One final tangential-ish note: I’m so totally excited for when they do this same augmented reality type game for Star Wars, LOTR, or Avatar the Last Airbender.  Walking around and seeing others who have avatars that superimpose their body so you know that they play and being able to challenge them to ridiculous battles or join them in quests just sounds like so much more fun than your traditional MMO.  MMOs can be frighteningly boring and antisocial, despite having a huge constant playerbase to interact with.  (  I think if these sorts of games take off, and with the instant huge success of Pokemon Go you can be sure that other gaming companies will be doing likewise and improving on the formula, we’ll actually start to see games reversing the trend of antisocial behavior that we’ve seen in recent years.

Styles of Ethics

I find it weird how many different sub-disciplines there are within ethics.  Some of them, I agree, are completely incompatible (see virtue ethics vs. utilitarianism, deontology vs. genealogy, etc.), but others aren’t but seem to be treated like they are.  Maybe that’s just how it’s been presented to me in school, but it strikes me as odd and very much in the same vein as the distinctions between disciplines which arose mainly because of the invention of the university.  I don’t mean to say that there aren’t distinctions, because there are, but the different disciplines are often treated as their own subjects with the other areas have little to no impact on their studies.  Anyways, before this turns fully into a confused diatribe, let’s get back to what I wanted to write about: the compatibility of various disciplines.

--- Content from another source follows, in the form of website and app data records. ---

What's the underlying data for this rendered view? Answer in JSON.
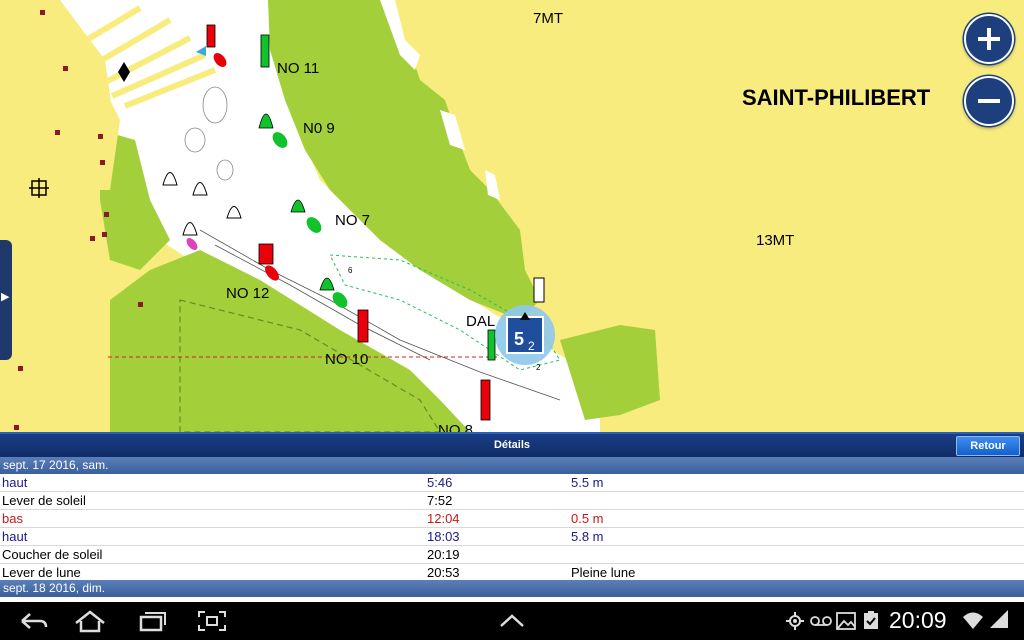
{
  "map": {
    "place_name": "SAINT-PHILIBERT",
    "labels": [
      "7MT",
      "13MT",
      "NO 11",
      "N0 9",
      "NO 7",
      "NO 12",
      "NO 10",
      "DAL",
      "NO 8"
    ],
    "tide_icon": {
      "big": "5",
      "small": "2"
    },
    "colors": {
      "land": "#f9ec7e",
      "shallow": "#a3cf3b",
      "water": "#ffffff",
      "red_marker": "#e8000b",
      "green_marker": "#12c22c"
    }
  },
  "zoom": {
    "in_icon": "plus-icon",
    "out_icon": "minus-icon"
  },
  "details": {
    "title": "Détails",
    "back_label": "Retour",
    "days": [
      {
        "header": "sept. 17 2016, sam."
      },
      {
        "header": "sept. 18 2016, dim."
      }
    ],
    "rows": [
      {
        "event": "haut",
        "time": "5:46",
        "value": "5.5 m",
        "kind": "high"
      },
      {
        "event": "Lever de soleil",
        "time": "7:52",
        "value": "",
        "kind": "sun"
      },
      {
        "event": "bas",
        "time": "12:04",
        "value": "0.5 m",
        "kind": "low"
      },
      {
        "event": "haut",
        "time": "18:03",
        "value": "5.8 m",
        "kind": "high"
      },
      {
        "event": "Coucher de soleil",
        "time": "20:19",
        "value": "",
        "kind": "sun"
      },
      {
        "event": "Lever de lune",
        "time": "20:53",
        "value": "Pleine lune",
        "kind": "moon"
      }
    ],
    "colors": {
      "high": "#1a1a8a",
      "low": "#c81818",
      "sun": "#000000",
      "moon": "#000000"
    }
  },
  "statusbar": {
    "clock": "20:09",
    "icons": [
      "back-icon",
      "home-icon",
      "recent-apps-icon",
      "screenshot-icon",
      "up-chevron-icon",
      "gps-icon",
      "voicemail-icon",
      "gallery-icon",
      "clipboard-icon",
      "wifi-icon",
      "signal-icon"
    ]
  }
}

Specifically, I want to look at three ethical disciplines, each of which seem to kind of be treated as incompatible when they really aren’t: Natural law, virtue ethics, and deontology.  The core of each is like this: the moral law can be discovered through applying reason to the way of nature (natural law); the moral law is discovered through following the virtuous man (virtue theory); the moral law can be discovered through the imperatives of God.  Each has its pros and cons.  Natural law is very accessible, but sometimes can be very vague since we are looking at a flawed version of nature.  Virtue theory in practice ends up being more instinctual, but more able to be confused since it doesn’t rely so much on statutes and rules.  Deontology is very straight-forward, black and white, but this doesn’t allow for the nuance of living a moral life in the complicated messy world.

I’d like to point out here that Thomas Aquinas essentially did all three in his Summa.  He is the staple child for Natural law theory, just as Kant and Aristotle are for deontology and virtue ethics.  Even if he wasn’t the very first originator of it, he is the first great articulater of the theory against whom all others are measured.  His theory, I believe, melds all three into one larger theory of ethics, one which shores up many of the pitfalls that each can have.  By introducing natural law, it makes accessible many of the divine commands of deontology while also providing, in part, a set of rules and ends for the virtue ethics to draw on.  Deontology makes virtue ethics a little more cut and dry, while virtue ethics makes deontology more forgiving for everyday life.  Each lends something supernatural to natural theory.  What you end up with is a theory in which some commands are given by God, some by the natural order of the world, some by our own human nature, in which the human person lives, grows, and cultivates himself in accord with those commands so that he can better understand and follow them.  He is responsible then, not just for whether or not he did what was asked, but his internal disposition and his understanding of the law.  He is never fully ignorant of the law because it is always apparent to him through reason and the pull of the virtues on his heart, but he needs God to reveal it to him fully and to aid him in doing it.

Really, I guess, I don’t understand why you would want to separate them when they work so much better as one cohesive theory.  It just makes so much more sense this way.